Yellow text = Canon source Green text = Backstage source Cyan text = Novel White text = DITL speculation

References

# Series Season Source Comment
1 DS9 6 A Time to Stand
2 Star Trek Deep Space Nine Technical Manual Stated on page 156. This is the size we would expect if the saucer section matches that of a standard Excelsior in size; however, the DS9 TM figures for height and beam do not match those calculated from scale diagrams using this length.
3 Star Trek Deep Space Nine Technical Manual
4 Production drawing
5
6 Visible on the shooting model
Series : DS9 Season 6 (Disc 1)
Episode : A Time to Stand
Book : Star Trek Deep Space Nine Technical Manual
Comment : Stated on page 156. This is the size we would expect if the saucer section matches that of a standard Excelsior in size; however, the DS9 TM figures for height and beam do not match those calculated from scale diagrams using this length.
Book : Star Trek Deep Space Nine Technical Manual
Source : Production drawing
Source : Visible on the shooting model

Comments

I've basically got the Centaur down as a Miranda-type version of the Excelsior; the model obviously uses an Excelsior saucer section, and I've used this to size the Centaur compared to the Excelsior.
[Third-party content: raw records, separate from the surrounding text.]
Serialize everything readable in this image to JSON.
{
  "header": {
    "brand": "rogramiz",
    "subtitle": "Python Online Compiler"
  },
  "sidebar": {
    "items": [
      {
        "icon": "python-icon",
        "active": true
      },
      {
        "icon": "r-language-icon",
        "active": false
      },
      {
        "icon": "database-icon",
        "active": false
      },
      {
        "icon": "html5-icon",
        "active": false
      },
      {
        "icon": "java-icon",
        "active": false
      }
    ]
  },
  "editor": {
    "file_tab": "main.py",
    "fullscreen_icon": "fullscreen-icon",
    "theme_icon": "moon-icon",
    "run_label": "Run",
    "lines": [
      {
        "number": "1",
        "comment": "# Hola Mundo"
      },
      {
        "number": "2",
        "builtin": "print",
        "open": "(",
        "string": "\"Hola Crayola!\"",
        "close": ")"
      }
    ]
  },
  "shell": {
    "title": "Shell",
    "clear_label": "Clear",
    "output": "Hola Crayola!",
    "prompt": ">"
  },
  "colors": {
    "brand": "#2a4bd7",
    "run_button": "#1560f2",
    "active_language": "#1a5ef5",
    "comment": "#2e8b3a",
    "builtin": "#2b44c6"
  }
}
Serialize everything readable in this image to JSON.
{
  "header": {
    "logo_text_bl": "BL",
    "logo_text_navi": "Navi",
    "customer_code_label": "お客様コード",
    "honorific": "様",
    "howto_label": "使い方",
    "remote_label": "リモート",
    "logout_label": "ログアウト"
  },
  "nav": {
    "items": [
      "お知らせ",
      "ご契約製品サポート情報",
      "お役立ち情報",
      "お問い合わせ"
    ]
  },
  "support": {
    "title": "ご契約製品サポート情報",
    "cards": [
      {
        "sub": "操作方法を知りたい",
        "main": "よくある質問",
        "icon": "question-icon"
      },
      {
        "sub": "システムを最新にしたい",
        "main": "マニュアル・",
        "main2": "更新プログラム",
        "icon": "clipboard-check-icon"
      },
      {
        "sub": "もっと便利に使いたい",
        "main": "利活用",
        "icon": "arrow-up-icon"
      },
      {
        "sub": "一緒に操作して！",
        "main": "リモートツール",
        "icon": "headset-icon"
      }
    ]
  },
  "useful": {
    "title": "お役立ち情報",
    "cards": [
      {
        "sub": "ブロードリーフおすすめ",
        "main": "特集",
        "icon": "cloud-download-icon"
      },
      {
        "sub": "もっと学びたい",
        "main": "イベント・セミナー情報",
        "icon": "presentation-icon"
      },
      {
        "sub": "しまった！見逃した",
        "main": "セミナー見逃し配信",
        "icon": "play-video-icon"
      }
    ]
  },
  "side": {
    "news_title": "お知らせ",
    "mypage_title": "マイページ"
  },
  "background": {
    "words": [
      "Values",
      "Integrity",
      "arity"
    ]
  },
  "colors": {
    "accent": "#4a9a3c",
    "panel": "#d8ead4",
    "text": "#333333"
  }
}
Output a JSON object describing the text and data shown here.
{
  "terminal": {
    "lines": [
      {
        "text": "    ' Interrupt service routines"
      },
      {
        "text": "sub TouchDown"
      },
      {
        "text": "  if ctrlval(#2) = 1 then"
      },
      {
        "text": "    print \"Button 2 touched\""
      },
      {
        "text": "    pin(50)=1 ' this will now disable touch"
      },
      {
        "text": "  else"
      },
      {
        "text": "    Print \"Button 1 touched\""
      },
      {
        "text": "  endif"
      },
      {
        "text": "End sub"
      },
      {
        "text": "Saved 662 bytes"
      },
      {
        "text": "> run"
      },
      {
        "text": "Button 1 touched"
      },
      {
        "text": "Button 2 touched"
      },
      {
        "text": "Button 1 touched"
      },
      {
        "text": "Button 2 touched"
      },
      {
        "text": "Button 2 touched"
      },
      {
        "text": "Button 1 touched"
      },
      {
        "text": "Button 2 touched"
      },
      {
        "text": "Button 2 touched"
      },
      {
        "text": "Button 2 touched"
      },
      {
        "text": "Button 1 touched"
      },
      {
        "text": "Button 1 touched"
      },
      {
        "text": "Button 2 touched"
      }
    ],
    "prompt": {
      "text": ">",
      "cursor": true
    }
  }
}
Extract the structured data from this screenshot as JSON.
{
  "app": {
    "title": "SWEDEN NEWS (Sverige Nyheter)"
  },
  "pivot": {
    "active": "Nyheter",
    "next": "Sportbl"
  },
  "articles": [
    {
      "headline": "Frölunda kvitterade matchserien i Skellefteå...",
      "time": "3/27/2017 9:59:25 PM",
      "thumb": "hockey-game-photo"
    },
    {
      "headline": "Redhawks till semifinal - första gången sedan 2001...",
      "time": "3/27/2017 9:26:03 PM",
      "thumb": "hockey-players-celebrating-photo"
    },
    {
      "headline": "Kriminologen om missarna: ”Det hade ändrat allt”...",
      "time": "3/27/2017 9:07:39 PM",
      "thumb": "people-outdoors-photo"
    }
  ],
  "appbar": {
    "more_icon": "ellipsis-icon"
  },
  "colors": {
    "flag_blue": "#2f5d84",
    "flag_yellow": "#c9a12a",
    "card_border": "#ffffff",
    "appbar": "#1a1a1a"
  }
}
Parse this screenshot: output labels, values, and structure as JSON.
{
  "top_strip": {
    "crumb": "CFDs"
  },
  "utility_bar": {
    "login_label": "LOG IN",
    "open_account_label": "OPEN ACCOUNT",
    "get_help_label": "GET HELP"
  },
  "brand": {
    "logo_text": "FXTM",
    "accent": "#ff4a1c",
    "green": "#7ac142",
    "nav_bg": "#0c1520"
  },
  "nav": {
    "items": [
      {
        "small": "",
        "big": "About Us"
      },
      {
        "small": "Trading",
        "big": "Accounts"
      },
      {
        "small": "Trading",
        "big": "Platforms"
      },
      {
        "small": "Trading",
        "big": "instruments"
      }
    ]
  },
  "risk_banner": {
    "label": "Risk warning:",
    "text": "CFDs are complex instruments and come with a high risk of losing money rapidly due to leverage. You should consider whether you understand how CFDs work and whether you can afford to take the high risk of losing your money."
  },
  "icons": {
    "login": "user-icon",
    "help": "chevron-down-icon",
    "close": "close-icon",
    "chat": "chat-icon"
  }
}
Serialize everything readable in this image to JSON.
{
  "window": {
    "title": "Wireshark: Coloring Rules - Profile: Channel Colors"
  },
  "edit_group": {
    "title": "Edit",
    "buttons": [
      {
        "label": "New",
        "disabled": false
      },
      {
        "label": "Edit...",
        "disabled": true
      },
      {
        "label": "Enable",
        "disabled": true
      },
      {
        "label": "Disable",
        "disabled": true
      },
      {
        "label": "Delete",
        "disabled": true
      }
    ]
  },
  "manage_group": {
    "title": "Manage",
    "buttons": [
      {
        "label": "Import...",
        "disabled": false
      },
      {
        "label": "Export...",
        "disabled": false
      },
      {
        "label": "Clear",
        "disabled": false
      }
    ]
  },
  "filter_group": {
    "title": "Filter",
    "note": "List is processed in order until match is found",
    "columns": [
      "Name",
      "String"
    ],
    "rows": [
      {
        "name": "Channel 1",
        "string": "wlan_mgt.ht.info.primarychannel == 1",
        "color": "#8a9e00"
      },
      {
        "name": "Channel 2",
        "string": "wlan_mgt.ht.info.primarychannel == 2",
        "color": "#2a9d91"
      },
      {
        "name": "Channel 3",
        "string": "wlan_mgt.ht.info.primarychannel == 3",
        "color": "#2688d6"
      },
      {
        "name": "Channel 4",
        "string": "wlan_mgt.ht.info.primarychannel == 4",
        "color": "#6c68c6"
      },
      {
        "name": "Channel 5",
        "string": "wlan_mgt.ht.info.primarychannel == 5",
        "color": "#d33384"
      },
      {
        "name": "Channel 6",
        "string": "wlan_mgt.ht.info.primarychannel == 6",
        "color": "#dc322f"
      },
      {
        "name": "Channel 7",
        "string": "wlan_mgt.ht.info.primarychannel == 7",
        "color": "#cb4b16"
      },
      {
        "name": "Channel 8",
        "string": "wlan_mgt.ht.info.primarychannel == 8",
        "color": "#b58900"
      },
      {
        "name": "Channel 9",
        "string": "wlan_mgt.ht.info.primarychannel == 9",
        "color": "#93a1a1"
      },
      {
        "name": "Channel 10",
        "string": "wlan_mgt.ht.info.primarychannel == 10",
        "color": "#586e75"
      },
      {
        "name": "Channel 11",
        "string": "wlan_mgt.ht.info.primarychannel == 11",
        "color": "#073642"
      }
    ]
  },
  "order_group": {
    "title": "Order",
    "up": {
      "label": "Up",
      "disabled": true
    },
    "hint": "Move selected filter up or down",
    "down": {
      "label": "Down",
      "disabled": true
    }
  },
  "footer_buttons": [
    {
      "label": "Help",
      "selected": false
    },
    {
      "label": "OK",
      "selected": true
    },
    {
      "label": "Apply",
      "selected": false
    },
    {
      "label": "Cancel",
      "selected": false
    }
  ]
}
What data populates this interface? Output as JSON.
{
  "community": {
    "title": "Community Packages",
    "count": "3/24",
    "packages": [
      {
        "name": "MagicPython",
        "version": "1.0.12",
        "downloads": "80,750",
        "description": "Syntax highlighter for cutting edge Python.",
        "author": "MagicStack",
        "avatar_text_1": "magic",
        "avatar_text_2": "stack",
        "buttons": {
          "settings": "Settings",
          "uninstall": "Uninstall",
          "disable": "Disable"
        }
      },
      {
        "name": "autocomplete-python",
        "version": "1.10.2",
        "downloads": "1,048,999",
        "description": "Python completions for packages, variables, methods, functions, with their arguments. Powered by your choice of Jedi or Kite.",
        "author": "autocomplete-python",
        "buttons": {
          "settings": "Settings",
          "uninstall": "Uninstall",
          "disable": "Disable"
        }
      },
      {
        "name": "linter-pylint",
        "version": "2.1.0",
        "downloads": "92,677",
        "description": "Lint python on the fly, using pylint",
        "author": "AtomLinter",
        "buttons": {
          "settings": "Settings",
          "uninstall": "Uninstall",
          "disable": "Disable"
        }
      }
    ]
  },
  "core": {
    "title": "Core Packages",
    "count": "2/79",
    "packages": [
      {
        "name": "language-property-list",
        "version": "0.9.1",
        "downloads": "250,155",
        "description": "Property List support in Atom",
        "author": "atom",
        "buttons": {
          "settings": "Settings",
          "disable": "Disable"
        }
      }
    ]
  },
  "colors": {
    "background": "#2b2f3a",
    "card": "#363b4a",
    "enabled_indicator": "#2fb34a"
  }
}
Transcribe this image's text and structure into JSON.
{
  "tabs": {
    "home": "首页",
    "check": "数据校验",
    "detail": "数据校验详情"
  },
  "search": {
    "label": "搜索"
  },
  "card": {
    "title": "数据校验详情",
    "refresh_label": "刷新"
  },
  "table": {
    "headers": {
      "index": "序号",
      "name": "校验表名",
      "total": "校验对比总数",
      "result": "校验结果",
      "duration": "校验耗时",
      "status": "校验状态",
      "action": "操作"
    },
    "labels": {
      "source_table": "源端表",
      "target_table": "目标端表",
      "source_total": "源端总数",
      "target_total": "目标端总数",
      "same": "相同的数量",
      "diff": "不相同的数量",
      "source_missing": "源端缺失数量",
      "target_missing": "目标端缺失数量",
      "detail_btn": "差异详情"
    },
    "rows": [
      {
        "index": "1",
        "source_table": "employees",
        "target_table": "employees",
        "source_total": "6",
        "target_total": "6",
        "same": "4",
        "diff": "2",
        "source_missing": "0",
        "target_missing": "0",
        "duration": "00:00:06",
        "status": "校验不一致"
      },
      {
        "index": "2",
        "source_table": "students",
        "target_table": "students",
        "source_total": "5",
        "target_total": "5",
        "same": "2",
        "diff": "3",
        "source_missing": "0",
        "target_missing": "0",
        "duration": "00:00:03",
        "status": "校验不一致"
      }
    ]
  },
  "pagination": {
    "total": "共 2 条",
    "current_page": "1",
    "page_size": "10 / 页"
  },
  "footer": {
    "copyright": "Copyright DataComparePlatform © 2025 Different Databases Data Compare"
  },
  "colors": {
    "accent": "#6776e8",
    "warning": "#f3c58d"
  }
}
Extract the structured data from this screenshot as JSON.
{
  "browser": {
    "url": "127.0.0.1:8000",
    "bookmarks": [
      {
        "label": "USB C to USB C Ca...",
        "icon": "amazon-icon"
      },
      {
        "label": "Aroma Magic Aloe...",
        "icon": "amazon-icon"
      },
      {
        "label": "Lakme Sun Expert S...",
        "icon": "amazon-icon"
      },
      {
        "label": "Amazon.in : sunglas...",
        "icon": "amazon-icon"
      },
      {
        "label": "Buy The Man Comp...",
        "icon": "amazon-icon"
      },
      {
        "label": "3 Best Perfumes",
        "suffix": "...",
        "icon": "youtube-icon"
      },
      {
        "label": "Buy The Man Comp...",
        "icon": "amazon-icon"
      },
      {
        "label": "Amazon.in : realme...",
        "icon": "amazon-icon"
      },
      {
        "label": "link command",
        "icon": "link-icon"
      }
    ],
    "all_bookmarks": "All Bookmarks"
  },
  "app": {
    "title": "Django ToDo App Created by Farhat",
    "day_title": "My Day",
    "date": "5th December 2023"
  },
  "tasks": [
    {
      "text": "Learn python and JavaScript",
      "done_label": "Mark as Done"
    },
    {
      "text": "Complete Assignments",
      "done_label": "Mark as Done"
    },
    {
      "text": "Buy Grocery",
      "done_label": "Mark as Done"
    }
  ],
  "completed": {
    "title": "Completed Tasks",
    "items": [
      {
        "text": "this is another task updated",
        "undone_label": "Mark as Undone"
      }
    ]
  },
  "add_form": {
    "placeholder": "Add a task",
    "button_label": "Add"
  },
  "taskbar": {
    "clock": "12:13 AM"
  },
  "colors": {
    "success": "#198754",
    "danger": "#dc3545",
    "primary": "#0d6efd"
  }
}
The Centaur shares a general similarity of layout to the Saber class, so I've shown it as being an ancestor of that ship.

There are apparently relatively few Centaur class ships in service, judging by the fact that we have only ever seen one of them. My assumption is that the Miranda just happened to hit a near-perfect balance of cost, capability, and longevity that the Centaur missed slightly. In the real world, there do seem to be designs that outlast just about everything else going - the B52, the Phantom, the DC-3, etc.


Copyright Graham Kennedy Page views : 47,154 Last updated : 2 Jan 2009